Regarding the orchestration of the debate, we were overwhelmed! We initially planned for two weeks of these posts, but had to cut off sign-ups at two months. Thankfully, the upcoming Purpos/ed event in Sheffield will allow more of the type of discussion and debate that you mention in your 'PS'!
A very helpful post David, thank you.
David, I'm the 39th of the fag end. I enjoyed this post, it's brought together a lot of other viewpoints throughout and has helped to shape a direction others may wish to tkae in their own posts that are ahead.
I agree that education has to shift it's perspective, our generation has really had it quite easy, the next will find it tougher but those that are born now will enter a world we know abolutely nothing about. Will education for them be that much different than what we have now? I certainly hope so. It better be.
Great post David, good follow on to James Michie's and the first work of synthesis on purpos/ed so should help Doug and Andy on the next phase of the project. Good points from someone living in the bottom right of London.
I agree that no one has addressed the targets and assessment dimension, we are all happier in the inspirational space. However that is what Nigel Ecclesfield and I try and do with the Architecture of Participation blog. These are what we think our targets for 2011 should be;
All your synthesis of the previous contributions is doing is showing how narrow the range of scheduled contributors were. Is there even one of them arguing for a liberal education? Social engineering and personal fulfillment may be contradictory aims, but they are contradictory aims from within the progressive tradition.
Oldandrew, you may have a point there. In the latter stages of what I wrote, I tried to urge a focus towards one particular part of the spectrum of contributions. But maybe the spectrum isn't as wide as it could be — in which case I was wrong to assume that it would be impossible to say anything new.

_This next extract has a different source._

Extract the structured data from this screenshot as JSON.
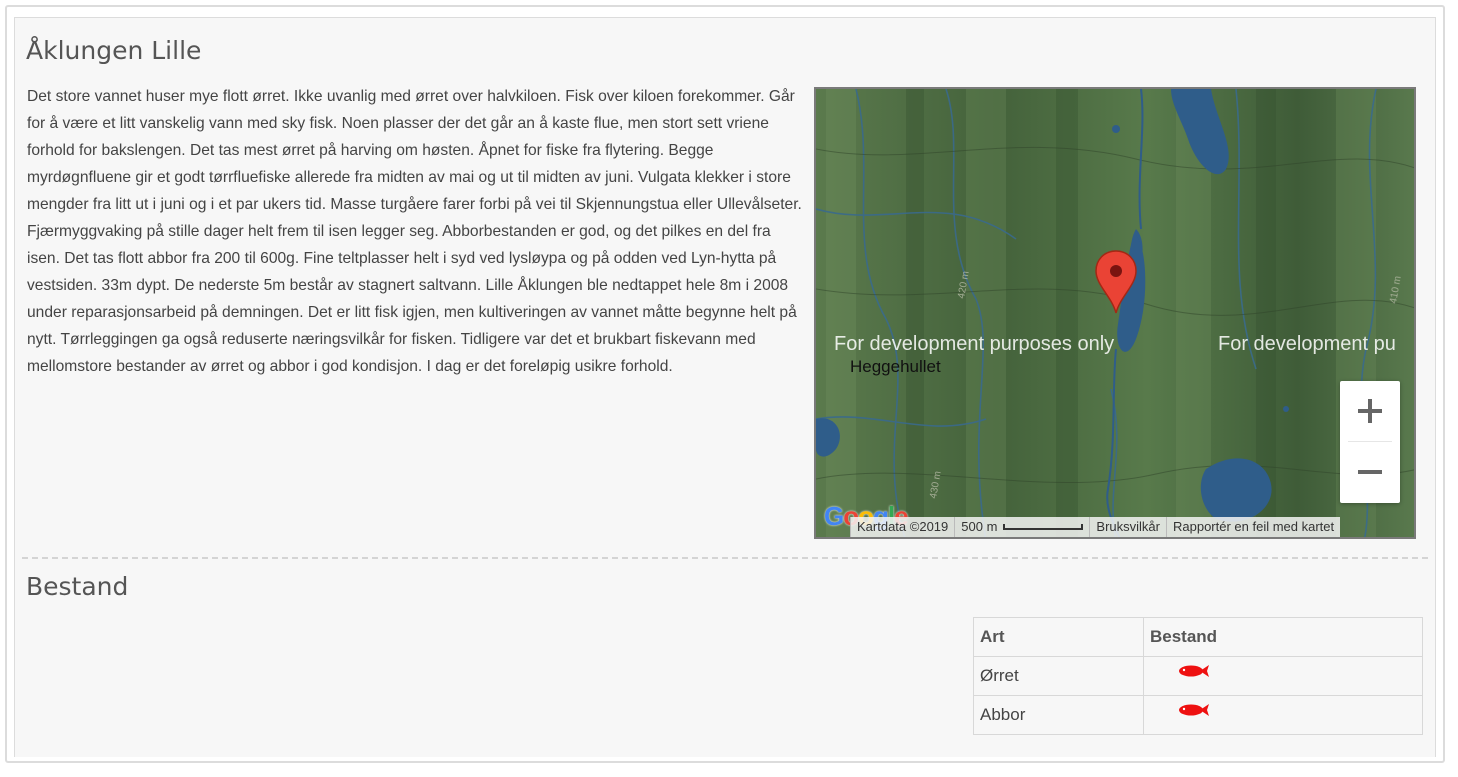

So let's see what remains unsaid... Picking up on your "Is there even one of them arguing for a liberal education?", I guess some might say they had argued for that — but then definitions of "a liberal education" vary considerably. Can you say more about your definition, and/or what you think is missing from the contributions?